Respiratory Illnesses Croup is usually seen in children ages 3 months to 3 years, with age 21 months being the most common. Croup is caused by viral agents and is characterized by a barking cough, stridor (a high-pitched sound during obstructed breathing), wheezing, mild retractions and fever.
Signs and Symptoms: Difficulty breathing Inability to swallow Tripod position Hoarseness Retractions (pulling inward of the ribcage)
Barking cough Fever Treatment: 1. Assess response, breathing, circulation and appearance. 2. High humidity therapy (Fill bathtub or sink with hot, steamy, water.) 3. Use humidifier if available. 4. Give ibuprofen and use cooling measures for fever. If fever should spike greater than 102° F, notify a physician.
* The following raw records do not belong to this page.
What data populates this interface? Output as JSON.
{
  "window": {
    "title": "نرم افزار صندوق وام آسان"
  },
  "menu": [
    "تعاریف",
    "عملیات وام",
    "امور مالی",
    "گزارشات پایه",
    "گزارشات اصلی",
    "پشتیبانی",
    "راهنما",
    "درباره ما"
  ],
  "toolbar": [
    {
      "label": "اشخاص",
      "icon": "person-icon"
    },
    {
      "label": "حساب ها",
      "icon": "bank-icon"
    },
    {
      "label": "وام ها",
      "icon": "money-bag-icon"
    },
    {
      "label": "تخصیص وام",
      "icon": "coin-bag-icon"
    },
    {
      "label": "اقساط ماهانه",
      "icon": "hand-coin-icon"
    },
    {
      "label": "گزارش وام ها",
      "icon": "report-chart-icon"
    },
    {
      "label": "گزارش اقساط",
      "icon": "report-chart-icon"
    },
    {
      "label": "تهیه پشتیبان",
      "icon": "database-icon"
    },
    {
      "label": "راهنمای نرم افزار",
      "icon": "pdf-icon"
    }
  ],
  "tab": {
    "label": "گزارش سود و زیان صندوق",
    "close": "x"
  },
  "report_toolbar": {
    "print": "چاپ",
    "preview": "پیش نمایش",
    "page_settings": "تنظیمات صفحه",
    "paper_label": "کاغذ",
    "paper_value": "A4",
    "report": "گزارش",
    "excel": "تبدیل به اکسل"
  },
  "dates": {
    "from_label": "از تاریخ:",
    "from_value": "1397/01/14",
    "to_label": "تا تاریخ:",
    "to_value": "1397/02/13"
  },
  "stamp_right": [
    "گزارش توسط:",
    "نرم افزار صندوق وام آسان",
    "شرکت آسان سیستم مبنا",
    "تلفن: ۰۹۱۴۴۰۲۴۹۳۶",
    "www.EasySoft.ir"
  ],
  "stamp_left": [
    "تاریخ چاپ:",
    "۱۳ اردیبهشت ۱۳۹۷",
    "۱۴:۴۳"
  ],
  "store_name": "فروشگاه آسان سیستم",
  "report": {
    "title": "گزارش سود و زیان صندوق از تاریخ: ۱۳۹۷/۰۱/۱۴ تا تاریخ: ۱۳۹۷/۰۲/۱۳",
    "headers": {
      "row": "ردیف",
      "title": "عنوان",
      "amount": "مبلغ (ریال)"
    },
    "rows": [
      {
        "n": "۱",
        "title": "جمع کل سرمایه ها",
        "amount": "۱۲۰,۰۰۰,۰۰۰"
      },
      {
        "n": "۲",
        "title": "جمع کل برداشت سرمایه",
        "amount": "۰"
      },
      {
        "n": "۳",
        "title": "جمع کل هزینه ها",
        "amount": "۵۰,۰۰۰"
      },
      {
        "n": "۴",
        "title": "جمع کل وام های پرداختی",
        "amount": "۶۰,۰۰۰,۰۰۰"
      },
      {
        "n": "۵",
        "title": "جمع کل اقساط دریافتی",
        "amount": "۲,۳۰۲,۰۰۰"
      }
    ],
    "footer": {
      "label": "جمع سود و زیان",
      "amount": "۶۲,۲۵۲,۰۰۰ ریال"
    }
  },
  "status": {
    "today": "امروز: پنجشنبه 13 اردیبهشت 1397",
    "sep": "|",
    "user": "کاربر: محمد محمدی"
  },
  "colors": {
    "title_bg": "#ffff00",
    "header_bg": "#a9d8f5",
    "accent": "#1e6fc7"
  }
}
Respiratory Syncytial Virus (RSV) is a common virus that causes cold-like symptoms in adults and older children, but can be more serious in babies. It is more prevalent in the infant/toddler age group. It commonly occurs in the fall/winter months.
Signs and Symptoms: Low-grade fever Slight cough Profuse, thick, clear nasal secretions Watery eyes Labored, rapid breathing; shortness of breath.
Treatment: 1. Bed rest 2. Encourage fluids (to thin the secretions and prevent dehydration). 3. Suction nose with bulb syringe to clear nasal passageway.
Pneumonia is a respiratory condition that affects millions of people of all ages in the U.S. each year. It can be especially serious for older adults or those with chronic illnesses. Pneumonia can be caused by various agents (e.g. bacterial infections, viral infections, aspiration). The infection can destroy lung tissue and cause fluid build-up in the surrounding normal lung tissue.